Copy out the records in full, word for word, without pictures.

Record set START

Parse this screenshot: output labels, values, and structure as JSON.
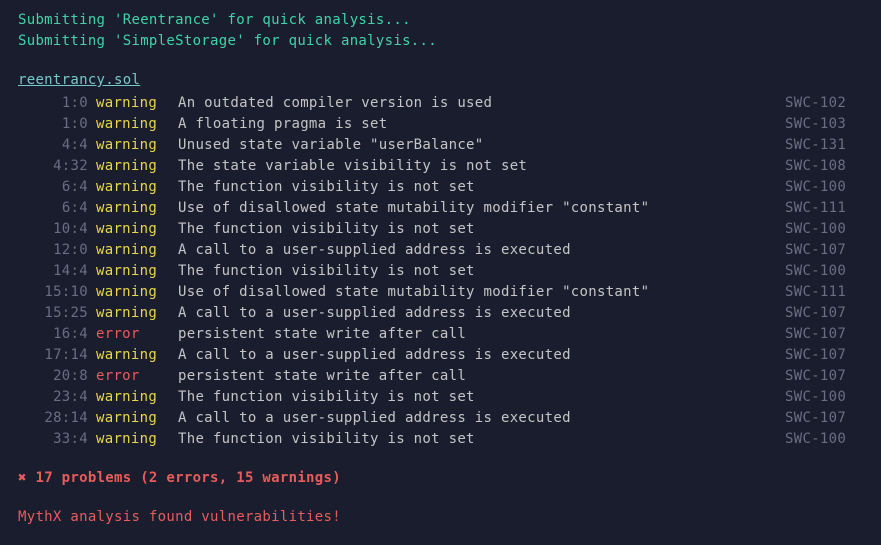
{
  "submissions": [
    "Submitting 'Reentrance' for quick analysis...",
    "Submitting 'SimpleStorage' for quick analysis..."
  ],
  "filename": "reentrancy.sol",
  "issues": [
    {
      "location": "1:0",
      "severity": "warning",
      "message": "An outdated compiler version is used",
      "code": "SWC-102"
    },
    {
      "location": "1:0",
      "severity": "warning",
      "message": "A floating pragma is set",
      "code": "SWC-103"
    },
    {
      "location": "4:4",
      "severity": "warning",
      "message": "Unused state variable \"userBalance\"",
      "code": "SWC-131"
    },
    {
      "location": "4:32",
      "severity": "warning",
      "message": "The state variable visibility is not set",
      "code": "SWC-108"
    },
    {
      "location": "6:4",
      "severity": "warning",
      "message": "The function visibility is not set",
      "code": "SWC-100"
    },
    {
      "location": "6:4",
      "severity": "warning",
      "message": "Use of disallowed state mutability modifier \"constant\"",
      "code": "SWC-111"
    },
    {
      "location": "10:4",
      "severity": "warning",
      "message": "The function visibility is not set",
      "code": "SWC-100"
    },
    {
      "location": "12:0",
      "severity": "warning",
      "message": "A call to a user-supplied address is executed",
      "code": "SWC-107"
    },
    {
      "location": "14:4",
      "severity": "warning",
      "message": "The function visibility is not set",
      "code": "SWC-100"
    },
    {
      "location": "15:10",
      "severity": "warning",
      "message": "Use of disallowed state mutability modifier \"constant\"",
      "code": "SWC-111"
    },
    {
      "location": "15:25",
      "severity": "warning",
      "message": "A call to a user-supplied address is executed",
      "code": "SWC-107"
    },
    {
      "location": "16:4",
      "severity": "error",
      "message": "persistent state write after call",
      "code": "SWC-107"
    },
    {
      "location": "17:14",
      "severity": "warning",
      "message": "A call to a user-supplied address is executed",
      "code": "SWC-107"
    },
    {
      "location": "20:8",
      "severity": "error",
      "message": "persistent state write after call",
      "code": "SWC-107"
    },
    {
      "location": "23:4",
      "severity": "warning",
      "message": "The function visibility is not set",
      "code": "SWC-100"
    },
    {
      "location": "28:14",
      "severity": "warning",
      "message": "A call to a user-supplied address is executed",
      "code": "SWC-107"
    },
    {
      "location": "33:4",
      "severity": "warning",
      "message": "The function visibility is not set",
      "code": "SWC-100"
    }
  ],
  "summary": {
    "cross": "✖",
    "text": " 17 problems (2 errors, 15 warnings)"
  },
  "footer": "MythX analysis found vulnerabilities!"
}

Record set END

● **Answer to the problem**:
Parse this screenshot: output labels, values, and structure as JSON.
{
  "submissions": [
    "Submitting 'Reentrance' for quick analysis...",
    "Submitting 'SimpleStorage' for quick analysis..."
  ],
  "filename": "reentrancy.sol",
  "issues": [
    {
      "location": "1:0",
      "severity": "warning",
      "message": "An outdated compiler version is used",
      "code": "SWC-102"
    },
    {
      "location": "1:0",
      "severity": "warning",
      "message": "A floating pragma is set",
      "code": "SWC-103"
    },
    {
      "location": "4:4",
      "severity": "warning",
      "message": "Unused state variable \"userBalance\"",
      "code": "SWC-131"
    },
    {
      "location": "4:32",
      "severity": "warning",
      "message": "The state variable visibility is not set",
      "code": "SWC-108"
    },
    {
      "location": "6:4",
      "severity": "warning",
      "message": "The function visibility is not set",
      "code": "SWC-100"
    },
    {
      "location": "6:4",
      "severity": "warning",
      "message": "Use of disallowed state mutability modifier \"constant\"",
      "code": "SWC-111"
    },
    {
      "location": "10:4",
      "severity": "warning",
      "message": "The function visibility is not set",
      "code": "SWC-100"
    },
    {
      "location": "12:0",
      "severity": "warning",
      "message": "A call to a user-supplied address is executed",
      "code": "SWC-107"
    },
    {
      "location": "14:4",
      "severity": "warning",
      "message": "The function visibility is not set",
      "code": "SWC-100"
    },
    {
      "location": "15:10",
      "severity": "warning",
      "message": "Use of disallowed state mutability modifier \"constant\"",
      "code": "SWC-111"
    },
    {
      "location": "15:25",
      "severity": "warning",
      "message": "A call to a user-supplied address is executed",
      "code": "SWC-107"
    },
    {
      "location": "16:4",
      "severity": "error",
      "message": "persistent state write after call",
      "code": "SWC-107"
    },
    {
      "location": "17:14",
      "severity": "warning",
      "message": "A call to a user-supplied address is executed",
      "code": "SWC-107"
    },
    {
      "location": "20:8",
      "severity": "error",
      "message": "persistent state write after call",
      "code": "SWC-107"
    },
    {
      "location": "23:4",
      "severity": "warning",
      "message": "The function visibility is not set",
      "code": "SWC-100"
    },
    {
      "location": "28:14",
      "severity": "warning",
      "message": "A call to a user-supplied address is executed",
      "code": "SWC-107"
    },
    {
      "location": "33:4",
      "severity": "warning",
      "message": "The function visibility is not set",
      "code": "SWC-100"
    }
  ],
  "summary": {
    "cross": "✖",
    "text": " 17 problems (2 errors, 15 warnings)"
  },
  "footer": "MythX analysis found vulnerabilities!"
}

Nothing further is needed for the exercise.